Exercise directions: A verbatim copy of every entry is required.

START The data

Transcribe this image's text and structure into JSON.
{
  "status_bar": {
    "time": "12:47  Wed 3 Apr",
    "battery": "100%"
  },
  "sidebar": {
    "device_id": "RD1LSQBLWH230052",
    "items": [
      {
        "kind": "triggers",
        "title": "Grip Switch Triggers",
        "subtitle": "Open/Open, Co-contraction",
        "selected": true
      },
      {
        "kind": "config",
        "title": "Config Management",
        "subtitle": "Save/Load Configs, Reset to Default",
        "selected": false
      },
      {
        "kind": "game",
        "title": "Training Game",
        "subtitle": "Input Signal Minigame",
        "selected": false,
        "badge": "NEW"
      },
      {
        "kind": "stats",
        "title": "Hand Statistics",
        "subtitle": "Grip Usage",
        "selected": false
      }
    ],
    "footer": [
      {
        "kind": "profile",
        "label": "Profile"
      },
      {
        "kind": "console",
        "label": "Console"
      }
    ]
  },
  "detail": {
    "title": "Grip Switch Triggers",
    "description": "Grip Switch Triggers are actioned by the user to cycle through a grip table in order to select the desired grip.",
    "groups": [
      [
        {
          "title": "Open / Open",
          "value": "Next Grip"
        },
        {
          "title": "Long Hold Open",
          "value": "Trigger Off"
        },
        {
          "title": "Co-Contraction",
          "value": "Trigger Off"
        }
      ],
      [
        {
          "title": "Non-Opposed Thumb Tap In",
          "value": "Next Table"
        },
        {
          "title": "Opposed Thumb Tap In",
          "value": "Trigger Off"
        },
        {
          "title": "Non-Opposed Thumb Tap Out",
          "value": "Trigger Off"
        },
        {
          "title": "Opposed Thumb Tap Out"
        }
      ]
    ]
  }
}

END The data

Solution to this task:
Transcribe this image's text and structure into JSON.
{
  "status_bar": {
    "time": "12:47  Wed 3 Apr",
    "battery": "100%"
  },
  "sidebar": {
    "device_id": "RD1LSQBLWH230052",
    "items": [
      {
        "kind": "triggers",
        "title": "Grip Switch Triggers",
        "subtitle": "Open/Open, Co-contraction",
        "selected": true
      },
      {
        "kind": "config",
        "title": "Config Management",
        "subtitle": "Save/Load Configs, Reset to Default",
        "selected": false
      },
      {
        "kind": "game",
        "title": "Training Game",
        "subtitle": "Input Signal Minigame",
        "selected": false,
        "badge": "NEW"
      },
      {
        "kind": "stats",
        "title": "Hand Statistics",
        "subtitle": "Grip Usage",
        "selected": false
      }
    ],
    "footer": [
      {
        "kind": "profile",
        "label": "Profile"
      },
      {
        "kind": "console",
        "label": "Console"
      }
    ]
  },
  "detail": {
    "title": "Grip Switch Triggers",
    "description": "Grip Switch Triggers are actioned by the user to cycle through a grip table in order to select the desired grip.",
    "groups": [
      [
        {
          "title": "Open / Open",
          "value": "Next Grip"
        },
        {
          "title": "Long Hold Open",
          "value": "Trigger Off"
        },
        {
          "title": "Co-Contraction",
          "value": "Trigger Off"
        }
      ],
      [
        {
          "title": "Non-Opposed Thumb Tap In",
          "value": "Next Table"
        },
        {
          "title": "Opposed Thumb Tap In",
          "value": "Trigger Off"
        },
        {
          "title": "Non-Opposed Thumb Tap Out",
          "value": "Trigger Off"
        },
        {
          "title": "Opposed Thumb Tap Out"
        }
      ]
    ]
  }
}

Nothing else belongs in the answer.